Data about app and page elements

Segment Open

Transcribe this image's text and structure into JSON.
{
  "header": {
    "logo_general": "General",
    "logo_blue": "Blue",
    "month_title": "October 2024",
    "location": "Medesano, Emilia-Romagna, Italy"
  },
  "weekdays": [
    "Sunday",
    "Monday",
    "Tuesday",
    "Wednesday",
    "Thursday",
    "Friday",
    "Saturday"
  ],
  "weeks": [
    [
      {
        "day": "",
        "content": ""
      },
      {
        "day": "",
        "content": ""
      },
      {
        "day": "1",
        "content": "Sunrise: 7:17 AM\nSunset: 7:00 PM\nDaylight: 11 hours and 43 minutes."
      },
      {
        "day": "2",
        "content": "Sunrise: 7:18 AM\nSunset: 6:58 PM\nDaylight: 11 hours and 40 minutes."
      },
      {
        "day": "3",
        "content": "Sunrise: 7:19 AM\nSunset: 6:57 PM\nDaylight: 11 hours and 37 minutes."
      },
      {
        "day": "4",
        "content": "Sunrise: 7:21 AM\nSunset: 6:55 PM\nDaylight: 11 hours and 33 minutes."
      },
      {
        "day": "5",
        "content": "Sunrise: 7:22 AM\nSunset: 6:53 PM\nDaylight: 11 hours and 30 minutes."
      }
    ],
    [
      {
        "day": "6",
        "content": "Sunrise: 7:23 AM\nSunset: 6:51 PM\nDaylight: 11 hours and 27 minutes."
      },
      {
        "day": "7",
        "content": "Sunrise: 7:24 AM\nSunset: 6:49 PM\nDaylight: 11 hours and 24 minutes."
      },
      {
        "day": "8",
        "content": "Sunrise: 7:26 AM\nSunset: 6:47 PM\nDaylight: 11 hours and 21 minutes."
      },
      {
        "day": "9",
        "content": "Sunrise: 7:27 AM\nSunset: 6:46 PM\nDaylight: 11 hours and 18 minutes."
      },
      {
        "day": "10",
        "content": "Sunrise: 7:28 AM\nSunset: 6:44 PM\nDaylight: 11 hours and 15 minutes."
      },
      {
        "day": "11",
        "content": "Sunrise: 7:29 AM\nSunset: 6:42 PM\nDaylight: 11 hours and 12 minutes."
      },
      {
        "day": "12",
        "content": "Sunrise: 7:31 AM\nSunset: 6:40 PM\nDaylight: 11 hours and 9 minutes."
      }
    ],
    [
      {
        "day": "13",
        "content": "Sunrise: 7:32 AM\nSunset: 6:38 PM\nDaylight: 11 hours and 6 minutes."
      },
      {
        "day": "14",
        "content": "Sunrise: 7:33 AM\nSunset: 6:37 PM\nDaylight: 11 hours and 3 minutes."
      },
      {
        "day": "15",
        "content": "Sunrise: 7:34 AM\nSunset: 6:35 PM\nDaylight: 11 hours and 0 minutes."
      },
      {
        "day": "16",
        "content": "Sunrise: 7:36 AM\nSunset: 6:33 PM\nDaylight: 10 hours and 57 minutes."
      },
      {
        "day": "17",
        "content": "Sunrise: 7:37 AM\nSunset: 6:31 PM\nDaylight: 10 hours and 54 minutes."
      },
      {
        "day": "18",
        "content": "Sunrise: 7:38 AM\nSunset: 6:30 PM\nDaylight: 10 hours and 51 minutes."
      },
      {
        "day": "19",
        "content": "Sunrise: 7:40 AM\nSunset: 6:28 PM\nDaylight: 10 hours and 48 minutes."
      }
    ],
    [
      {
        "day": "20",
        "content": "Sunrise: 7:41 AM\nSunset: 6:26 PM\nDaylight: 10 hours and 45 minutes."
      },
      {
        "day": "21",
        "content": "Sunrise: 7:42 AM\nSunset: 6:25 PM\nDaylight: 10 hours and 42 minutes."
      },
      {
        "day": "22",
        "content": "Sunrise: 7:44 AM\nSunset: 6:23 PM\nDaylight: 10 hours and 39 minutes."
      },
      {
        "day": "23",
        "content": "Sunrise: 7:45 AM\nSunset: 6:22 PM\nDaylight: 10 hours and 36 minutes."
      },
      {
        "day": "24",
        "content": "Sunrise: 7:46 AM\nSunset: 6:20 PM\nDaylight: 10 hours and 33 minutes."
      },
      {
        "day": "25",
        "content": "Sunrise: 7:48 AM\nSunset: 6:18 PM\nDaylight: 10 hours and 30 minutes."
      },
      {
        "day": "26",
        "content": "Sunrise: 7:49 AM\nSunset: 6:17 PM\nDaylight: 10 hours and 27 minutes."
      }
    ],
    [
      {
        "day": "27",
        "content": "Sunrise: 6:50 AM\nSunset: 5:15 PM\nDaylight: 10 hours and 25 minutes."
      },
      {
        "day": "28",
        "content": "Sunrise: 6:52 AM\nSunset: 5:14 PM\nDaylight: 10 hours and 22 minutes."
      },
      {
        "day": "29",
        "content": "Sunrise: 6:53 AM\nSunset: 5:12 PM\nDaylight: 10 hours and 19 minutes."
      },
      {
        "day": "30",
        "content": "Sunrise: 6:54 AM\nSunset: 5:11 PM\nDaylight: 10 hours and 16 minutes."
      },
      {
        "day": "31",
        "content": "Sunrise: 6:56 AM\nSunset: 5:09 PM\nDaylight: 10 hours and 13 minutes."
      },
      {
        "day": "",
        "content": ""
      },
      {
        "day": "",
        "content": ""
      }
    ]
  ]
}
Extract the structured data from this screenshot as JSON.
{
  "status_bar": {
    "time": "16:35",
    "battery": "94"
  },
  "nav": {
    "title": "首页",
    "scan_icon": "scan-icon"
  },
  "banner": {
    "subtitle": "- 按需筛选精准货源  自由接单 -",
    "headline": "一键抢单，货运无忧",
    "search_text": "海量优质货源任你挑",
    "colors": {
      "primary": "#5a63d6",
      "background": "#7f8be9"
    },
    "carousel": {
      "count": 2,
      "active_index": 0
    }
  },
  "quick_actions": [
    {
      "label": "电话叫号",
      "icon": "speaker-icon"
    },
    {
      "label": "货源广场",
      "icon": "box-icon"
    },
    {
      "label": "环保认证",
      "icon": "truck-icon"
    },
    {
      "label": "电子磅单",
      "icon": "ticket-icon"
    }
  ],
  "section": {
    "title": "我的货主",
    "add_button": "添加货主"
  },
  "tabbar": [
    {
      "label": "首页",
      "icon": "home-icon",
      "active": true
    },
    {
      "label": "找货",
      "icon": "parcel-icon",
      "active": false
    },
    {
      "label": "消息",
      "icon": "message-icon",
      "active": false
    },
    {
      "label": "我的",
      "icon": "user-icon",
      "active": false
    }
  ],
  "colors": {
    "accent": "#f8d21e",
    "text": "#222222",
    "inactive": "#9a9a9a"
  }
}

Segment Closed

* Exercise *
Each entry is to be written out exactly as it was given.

* Result of this exercise *
Transcribe this image's text and structure into JSON.
{
  "header": {
    "logo_general": "General",
    "logo_blue": "Blue",
    "month_title": "October 2024",
    "location": "Medesano, Emilia-Romagna, Italy"
  },
  "weekdays": [
    "Sunday",
    "Monday",
    "Tuesday",
    "Wednesday",
    "Thursday",
    "Friday",
    "Saturday"
  ],
  "weeks": [
    [
      {
        "day": "",
        "content": ""
      },
      {
        "day": "",
        "content": ""
      },
      {
        "day": "1",
        "content": "Sunrise: 7:17 AM\nSunset: 7:00 PM\nDaylight: 11 hours and 43 minutes."
      },
      {
        "day": "2",
        "content": "Sunrise: 7:18 AM\nSunset: 6:58 PM\nDaylight: 11 hours and 40 minutes."
      },
      {
        "day": "3",
        "content": "Sunrise: 7:19 AM\nSunset: 6:57 PM\nDaylight: 11 hours and 37 minutes."
      },
      {
        "day": "4",
        "content": "Sunrise: 7:21 AM\nSunset: 6:55 PM\nDaylight: 11 hours and 33 minutes."
      },
      {
        "day": "5",
        "content": "Sunrise: 7:22 AM\nSunset: 6:53 PM\nDaylight: 11 hours and 30 minutes."
      }
    ],
    [
      {
        "day": "6",
        "content": "Sunrise: 7:23 AM\nSunset: 6:51 PM\nDaylight: 11 hours and 27 minutes."
      },
      {
        "day": "7",
        "content": "Sunrise: 7:24 AM\nSunset: 6:49 PM\nDaylight: 11 hours and 24 minutes."
      },
      {
        "day": "8",
        "content": "Sunrise: 7:26 AM\nSunset: 6:47 PM\nDaylight: 11 hours and 21 minutes."
      },
      {
        "day": "9",
        "content": "Sunrise: 7:27 AM\nSunset: 6:46 PM\nDaylight: 11 hours and 18 minutes."
      },
      {
        "day": "10",
        "content": "Sunrise: 7:28 AM\nSunset: 6:44 PM\nDaylight: 11 hours and 15 minutes."
      },
      {
        "day": "11",
        "content": "Sunrise: 7:29 AM\nSunset: 6:42 PM\nDaylight: 11 hours and 12 minutes."
      },
      {
        "day": "12",
        "content": "Sunrise: 7:31 AM\nSunset: 6:40 PM\nDaylight: 11 hours and 9 minutes."
      }
    ],
    [
      {
        "day": "13",
        "content": "Sunrise: 7:32 AM\nSunset: 6:38 PM\nDaylight: 11 hours and 6 minutes."
      },
      {
        "day": "14",
        "content": "Sunrise: 7:33 AM\nSunset: 6:37 PM\nDaylight: 11 hours and 3 minutes."
      },
      {
        "day": "15",
        "content": "Sunrise: 7:34 AM\nSunset: 6:35 PM\nDaylight: 11 hours and 0 minutes."
      },
      {
        "day": "16",
        "content": "Sunrise: 7:36 AM\nSunset: 6:33 PM\nDaylight: 10 hours and 57 minutes."
      },
      {
        "day": "17",
        "content": "Sunrise: 7:37 AM\nSunset: 6:31 PM\nDaylight: 10 hours and 54 minutes."
      },
      {
        "day": "18",
        "content": "Sunrise: 7:38 AM\nSunset: 6:30 PM\nDaylight: 10 hours and 51 minutes."
      },
      {
        "day": "19",
        "content": "Sunrise: 7:40 AM\nSunset: 6:28 PM\nDaylight: 10 hours and 48 minutes."
      }
    ],
    [
      {
        "day": "20",
        "content": "Sunrise: 7:41 AM\nSunset: 6:26 PM\nDaylight: 10 hours and 45 minutes."
      },
      {
        "day": "21",
        "content": "Sunrise: 7:42 AM\nSunset: 6:25 PM\nDaylight: 10 hours and 42 minutes."
      },
      {
        "day": "22",
        "content": "Sunrise: 7:44 AM\nSunset: 6:23 PM\nDaylight: 10 hours and 39 minutes."
      },
      {
        "day": "23",
        "content": "Sunrise: 7:45 AM\nSunset: 6:22 PM\nDaylight: 10 hours and 36 minutes."
      },
      {
        "day": "24",
        "content": "Sunrise: 7:46 AM\nSunset: 6:20 PM\nDaylight: 10 hours and 33 minutes."
      },
      {
        "day": "25",
        "content": "Sunrise: 7:48 AM\nSunset: 6:18 PM\nDaylight: 10 hours and 30 minutes."
      },
      {
        "day": "26",
        "content": "Sunrise: 7:49 AM\nSunset: 6:17 PM\nDaylight: 10 hours and 27 minutes."
      }
    ],
    [
      {
        "day": "27",
        "content": "Sunrise: 6:50 AM\nSunset: 5:15 PM\nDaylight: 10 hours and 25 minutes."
      },
      {
        "day": "28",
        "content": "Sunrise: 6:52 AM\nSunset: 5:14 PM\nDaylight: 10 hours and 22 minutes."
      },
      {
        "day": "29",
        "content": "Sunrise: 6:53 AM\nSunset: 5:12 PM\nDaylight: 10 hours and 19 minutes."
      },
      {
        "day": "30",
        "content": "Sunrise: 6:54 AM\nSunset: 5:11 PM\nDaylight: 10 hours and 16 minutes."
      },
      {
        "day": "31",
        "content": "Sunrise: 6:56 AM\nSunset: 5:09 PM\nDaylight: 10 hours and 13 minutes."
      },
      {
        "day": "",
        "content": ""
      },
      {
        "day": "",
        "content": ""
      }
    ]
  ]
}
Extract the structured data from this screenshot as JSON.
{
  "status_bar": {
    "time": "16:35",
    "battery": "94"
  },
  "nav": {
    "title": "首页",
    "scan_icon": "scan-icon"
  },
  "banner": {
    "subtitle": "- 按需筛选精准货源  自由接单 -",
    "headline": "一键抢单，货运无忧",
    "search_text": "海量优质货源任你挑",
    "colors": {
      "primary": "#5a63d6",
      "background": "#7f8be9"
    },
    "carousel": {
      "count": 2,
      "active_index": 0
    }
  },
  "quick_actions": [
    {
      "label": "电话叫号",
      "icon": "speaker-icon"
    },
    {
      "label": "货源广场",
      "icon": "box-icon"
    },
    {
      "label": "环保认证",
      "icon": "truck-icon"
    },
    {
      "label": "电子磅单",
      "icon": "ticket-icon"
    }
  ],
  "section": {
    "title": "我的货主",
    "add_button": "添加货主"
  },
  "tabbar": [
    {
      "label": "首页",
      "icon": "home-icon",
      "active": true
    },
    {
      "label": "找货",
      "icon": "parcel-icon",
      "active": false
    },
    {
      "label": "消息",
      "icon": "message-icon",
      "active": false
    },
    {
      "label": "我的",
      "icon": "user-icon",
      "active": false
    }
  ],
  "colors": {
    "accent": "#f8d21e",
    "text": "#222222",
    "inactive": "#9a9a9a"
  }
}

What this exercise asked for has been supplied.